[58. ]The chapter on the federal constitution, Original Working Ms., Yale, CVIa, tome 1. Nowhere in his published chapter on the federal Constitution did Tocqueville use the term contract to describe the Union; consult Democracy (Mayer), pp. 112–70. The word contract appears elsewhere in the 1835 text, however; see ibid., p. 369.
[59. ]Democracy (Mayer), p. 369 (my emphasis); cf. pp. 367–68, 369–70, 383–84. Elsewhere in the Democracy, however, by implication at least, Tocqueville would contradict this position. Compare the statement quoted immediately above to his repudiation of John C. Calhoun’s nullification doctrine, ibid., pp. 390–91.
[60. ]Hereafter cited as Rawle, View. According to Bauer, Commentaries, pp. 27, 63, Rawle’s work was the first textbook on the Constitution designed for use on the college and law school levels and was highly popular.
[61. ]Conseil, Mélanges, 1:127–28 note.
[62. ]Ibid., 1:129–30 note; cf. Rawle, View, pp. 25–26.
[63. ]For a complete account of Lippitt’s memories, see Daniel C. Gilman, “Alexis de Tocqueville and His Book on America—Sixty Years After.” Also consult Pierson’s description in his Toc. and Bt., pp. 732–34 and notes.
[64. ]Rawle, View, p. 290; cf. pp. 288–90, 295–301. Pierson indicated that Tocqueville had been exposed to Rawle through Lippitt, but stated incorrectly that Rawle was merely a further translation of Story, Kent, and the Federalist, Pierson, Toc. and Bt., pp. 733–34 and notes.

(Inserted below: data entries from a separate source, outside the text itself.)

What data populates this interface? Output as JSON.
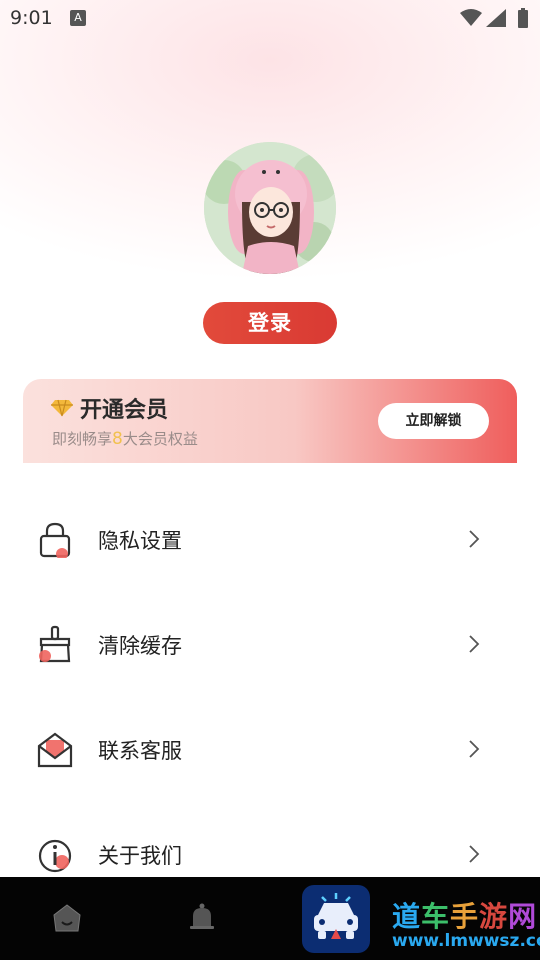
{
  "status_bar": {
    "time": "9:01",
    "notification_letter": "A",
    "icons": [
      "wifi-icon",
      "signal-icon",
      "battery-icon"
    ]
  },
  "profile": {
    "login_label": "登录"
  },
  "vip": {
    "title": "开通会员",
    "subtitle_prefix": "即刻畅享",
    "subtitle_number": "8",
    "subtitle_suffix": "大会员权益",
    "button_label": "立即解锁"
  },
  "menu": {
    "items": [
      {
        "label": "隐私设置",
        "icon": "lock-icon"
      },
      {
        "label": "清除缓存",
        "icon": "broom-icon"
      },
      {
        "label": "联系客服",
        "icon": "envelope-icon"
      },
      {
        "label": "关于我们",
        "icon": "info-icon"
      }
    ]
  },
  "bottom_nav": {
    "icons": [
      "home-icon",
      "bell-icon"
    ]
  },
  "watermark": {
    "text_chars": [
      "道",
      "车",
      "手",
      "游",
      "网"
    ],
    "url": "www.lmwwsz.com"
  },
  "colors": {
    "accent": "#e0443a",
    "vip_number": "#f1c14f",
    "bottom_bar": "#040404"
  }
}
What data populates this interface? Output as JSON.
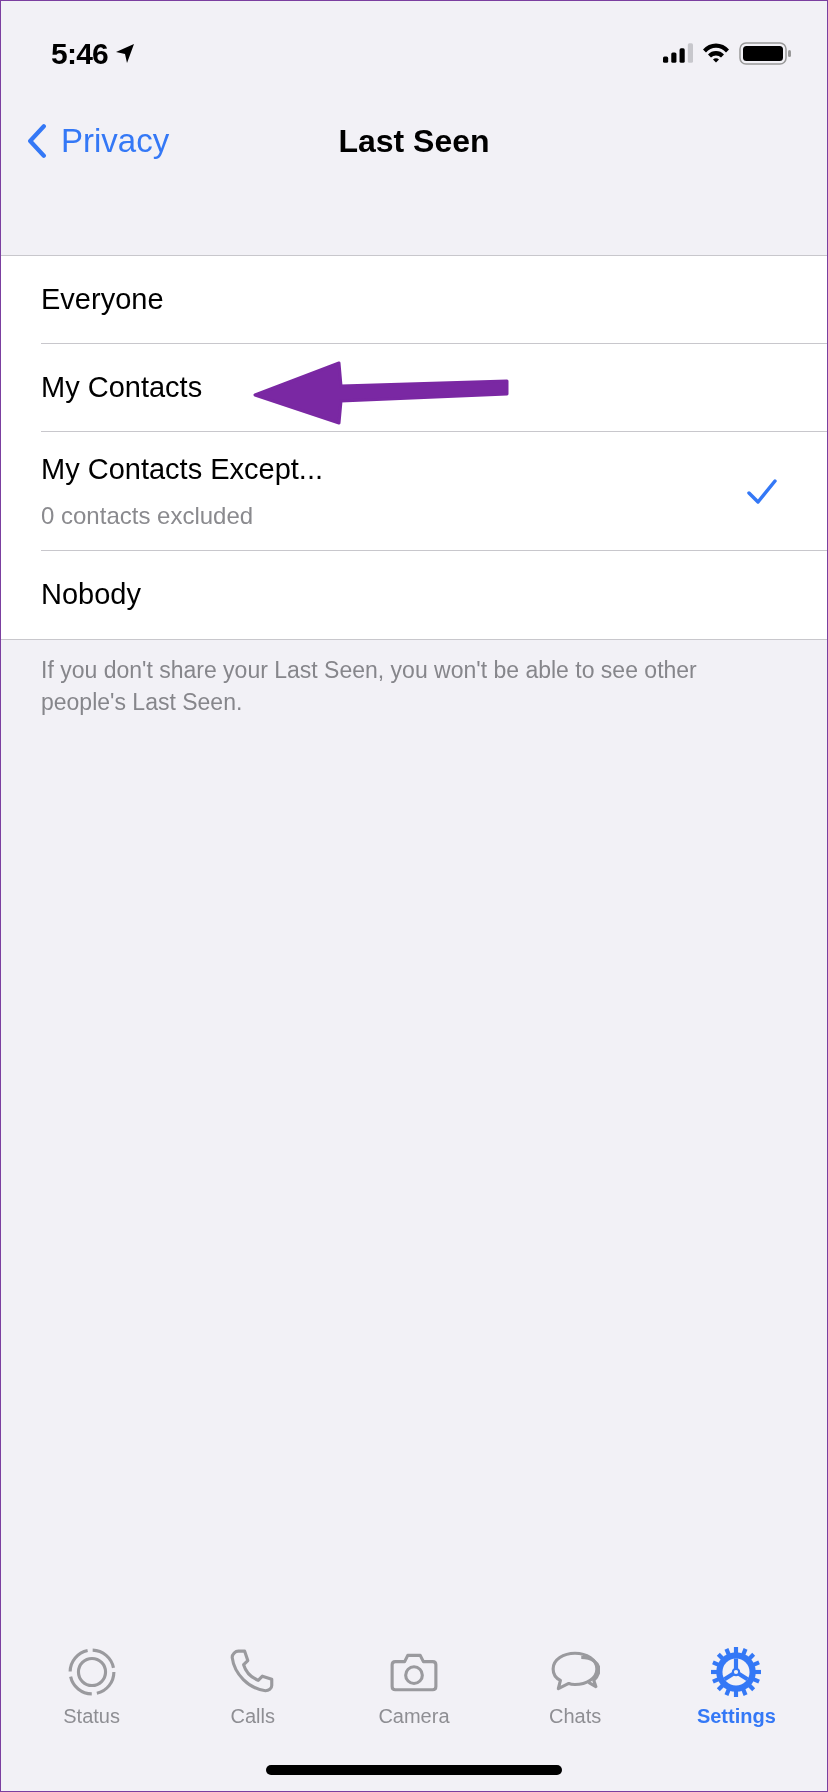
{
  "status_bar": {
    "time": "5:46"
  },
  "nav": {
    "back_label": "Privacy",
    "title": "Last Seen"
  },
  "options": [
    {
      "label": "Everyone",
      "selected": false
    },
    {
      "label": "My Contacts",
      "selected": false
    },
    {
      "label": "My Contacts Except...",
      "subtitle": "0 contacts excluded",
      "selected": true
    },
    {
      "label": "Nobody",
      "selected": false
    }
  ],
  "footer_note": "If you don't share your Last Seen, you won't be able to see other people's Last Seen.",
  "tab_bar": [
    {
      "label": "Status",
      "kind": "status",
      "selected": false
    },
    {
      "label": "Calls",
      "kind": "calls",
      "selected": false
    },
    {
      "label": "Camera",
      "kind": "camera",
      "selected": false
    },
    {
      "label": "Chats",
      "kind": "chats",
      "selected": false
    },
    {
      "label": "Settings",
      "kind": "settings",
      "selected": true
    }
  ]
}
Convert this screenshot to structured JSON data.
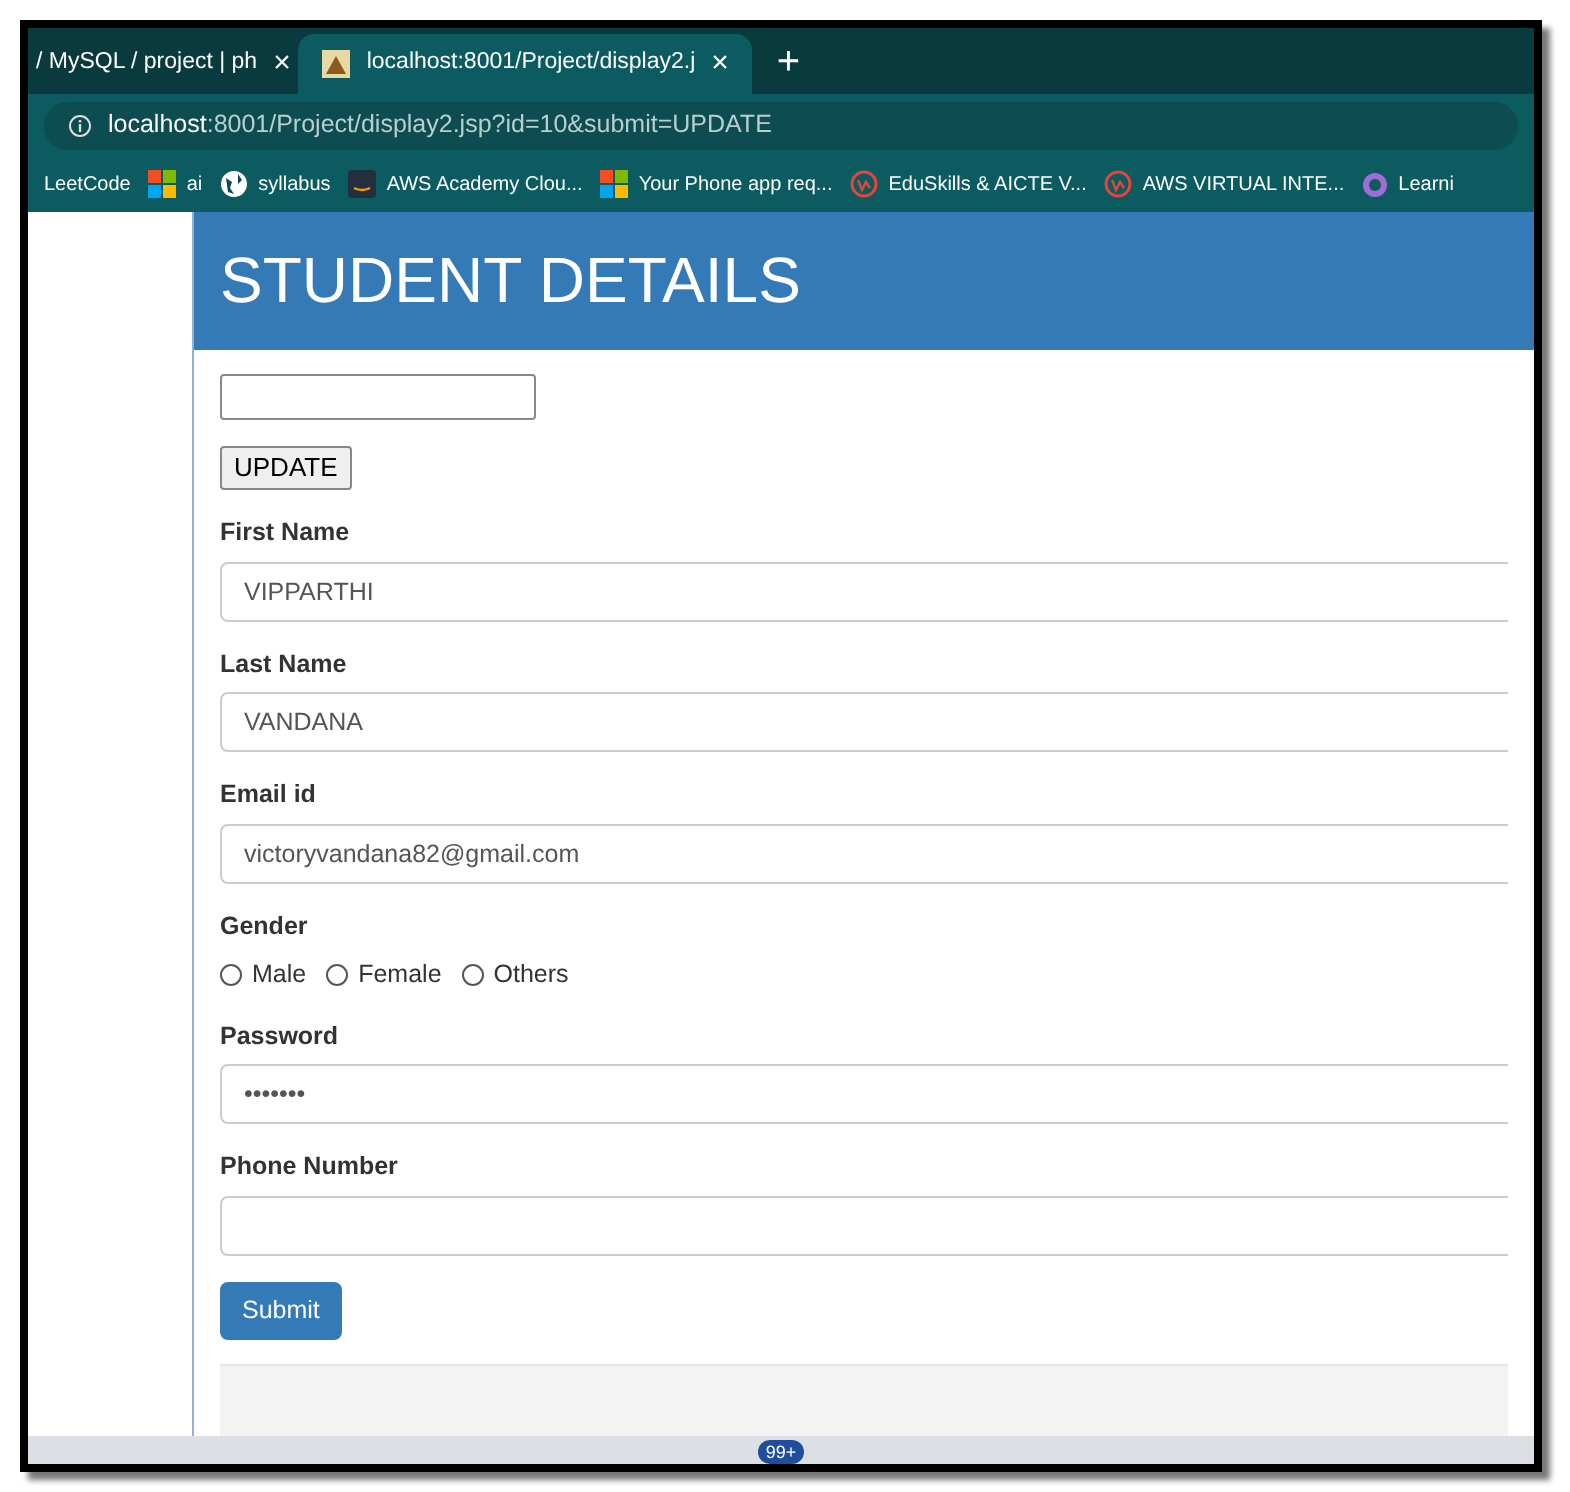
{
  "browser": {
    "tabs": [
      {
        "title": "/ MySQL / project | ph",
        "selected": false,
        "close": "×"
      },
      {
        "title": "localhost:8001/Project/display2.j",
        "selected": true,
        "close": "×"
      }
    ],
    "new_tab": "+",
    "address": {
      "host": "localhost",
      "rest": ":8001/Project/display2.jsp?id=10&submit=UPDATE"
    },
    "bookmarks": [
      {
        "label": "LeetCode",
        "kind": "plain"
      },
      {
        "label": "ai",
        "kind": "windows"
      },
      {
        "label": "syllabus",
        "kind": "globe"
      },
      {
        "label": "AWS Academy Clou...",
        "kind": "aws"
      },
      {
        "label": "Your Phone app req...",
        "kind": "windows"
      },
      {
        "label": "EduSkills & AICTE V...",
        "kind": "ring"
      },
      {
        "label": "AWS VIRTUAL INTE...",
        "kind": "ring"
      },
      {
        "label": "Learni",
        "kind": "loop"
      }
    ]
  },
  "page": {
    "header": "STUDENT DETAILS",
    "update_button": "UPDATE",
    "fields": [
      {
        "kind": "text",
        "label": "First Name",
        "value": "VIPPARTHI"
      },
      {
        "kind": "text",
        "label": "Last Name",
        "value": "VANDANA"
      },
      {
        "kind": "text",
        "label": "Email id",
        "value": "victoryvandana82@gmail.com"
      },
      {
        "kind": "radio",
        "label": "Gender",
        "options": [
          {
            "label": "Male",
            "selected": false
          },
          {
            "label": "Female",
            "selected": false
          },
          {
            "label": "Others",
            "selected": false
          }
        ]
      },
      {
        "kind": "text",
        "label": "Password",
        "value": "•••••••"
      },
      {
        "kind": "text",
        "label": "Phone Number"
      }
    ],
    "submit_button": "Submit"
  },
  "taskbar": {
    "badge": "99+"
  }
}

[65. ]For a description of Rawle’s work and its reception, see Bauer, Commentaries, pp. 58–65.
[66. ]Rémond, Etats-Unis, 1:382; Rémond’s work contains a particularly perceptive discussion of Tocqueville’s originality, ibid., 1:377–90.
[67. ]For elaboration on this idea, consult Paul C. Nagel, One Nation Indivisible: The Union in American Thought, 1776–1861.